Much has been made this offseason of Pittsburgh Steelers wide receiver Markus Wheaton and where he will fit into the offense in his third season after serving as the primary player to line up opposite Antonio Brown for the majority of the 2014 season.
Specifically, the focus has been on the necessity for him to develop his game with respect to gaining yards after the catch, as evidenced by the fact that he averaged just 2.9 yards after the catch per reception during the regular season.
Even the team’s website put the focus on this issue, highlighting head coach Mike Tomlin’s stressing the point as he hounded Wheaton to turn upfield after securing the ball during practices in OTAs.
We even provided our own coverage on the topic, with myself and Alex Kozora delving deeper into the YAC stats to see what kind of story they tell, which turned out to be a mix of issues, including the nature of many of his targets.
But Wheaton is not the only Steelers receiver that would benefit from improving his ability to extend his gains after reeling in a pass. That proclamation would seem problematic when considering the fact that Martavis Bryant averaged 7.4 yards after the catch last season on his 26 receptions during the regular season, but that number is inflated by his long targets.
The type of YAC productivity that is being referred is not, of course, taking the top off the defense and simply winning in a straight-line footrace to the end zone. The topic at hand is turning short passes into long gains, which has not been Bryant’s game, and is not something that we saw much of during his rookie season.
But he has been working on it during this offseason in his pursuit of becoming the best player he can be. He has improved his hand speed through MMA training, which will help him secure the ball quicker and thus turn his eyes upfield quicker. He has bulked up, which will help him break more tackles of a physical nature.

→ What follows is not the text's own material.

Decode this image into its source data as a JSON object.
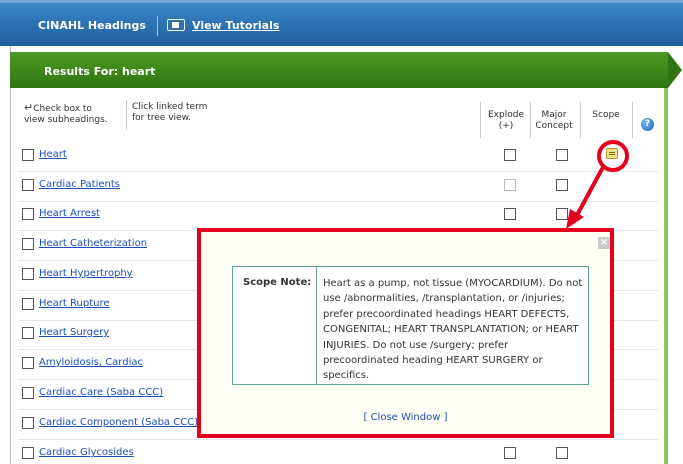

But most especially, he has been working to improve his footwork, which was one of his major criticisms coming out of college, having been regarded as quite a raw prospect. He has taken to a popular wide receiver tactic of practicing his routes running on the sand.
Bryant told reporters that he has been doing this extensively this offseason in order to improve his mobility, which will help him better set himself up for running after the catch. This will in turn help the Steelers expand his usage by gaining trust in his ability to break off sizable gains off short passes, such as his 21-yard touchdown in the season finale that included 23 yards after the catch.
Todd Haley’s offensive system has largely been predicated on setting up plays to pick up yardage after the catch. They got away from that a bit last season by exploiting Bryant’s verticality (21 targets of 20+ yards, 39 total beyond 10 yards), but rounding out his game should help him stay on the field more consistently.